Fender speelt de blues (1)
January 26, 2021 - February 28, 2021 - Just three years ago, things didn’t look so great for guitar maker Fender, facing plummeting figures and saddled with $246 million of debt. A year into a pandemic a guitar revival, especially among women, has triggered a surge in sales.
“We were looking over the edge of an abyss, frankly, and went into company preservation mode,” Fender Musical Instruments’ chief executive Andy Mooney told CNBC in October. The pandemic forced its network of bricks-and-mortar dealerships to close, and Fender shuttered its factories in California and Mexico.
Then in March, public health officials urged people to stay at home as much as possible to prevent the spread of the coronavirus. Fender saw a leap in users of its Fender Play online video platform for learning guitar, bass and ukulele. Fender Play’s user base shot to 930,000 from 150,000 between March and June.
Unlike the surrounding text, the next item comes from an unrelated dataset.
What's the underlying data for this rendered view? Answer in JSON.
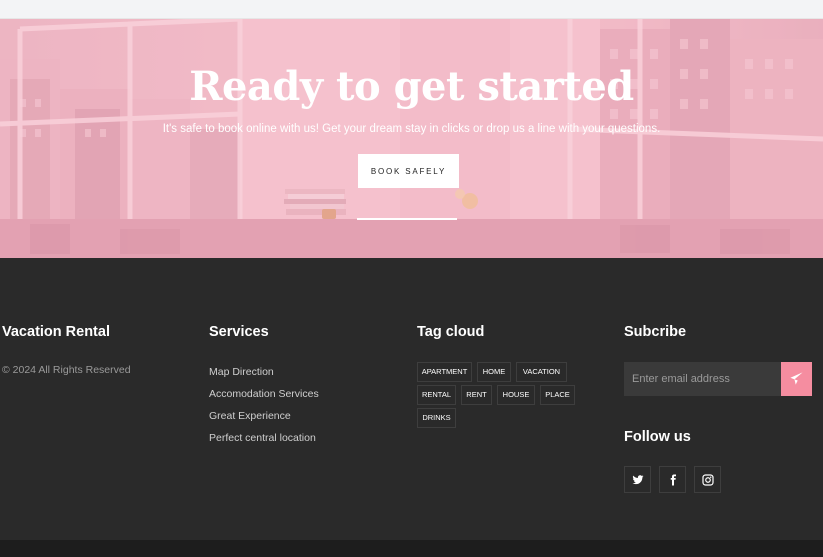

Nearly 20 per cent of the newcomers were under 24, and 70 per cent were under 45, the company reported, with female users accounting for 45 per cent. “I never would have possibly predicted that,” said Mooney.
Simultaneously, Fender saw sales of its iconic Stratocasters, Telecasters, Jazzmasters, Precision basses and other guitars surge. Models selling for under $500 grew 92% from mid-March to mid-October -- most were acoustic guitars bought online by beginners. Sales of the recently introduced Acoustasonic Telecaster and Acoustasonic Stratocaster also spiked.
Fender’s bad fortunes have since turned upside down with 2020 seeing the most significant sales volume in Fender history. Sales are estimated to top $700 million says Mooney, an increase of 16.6 per cent from 2019’s $600 million. “We are anticipating 2021 being another record year,” Mooney predicts, “no matter how the pandemic plays out.”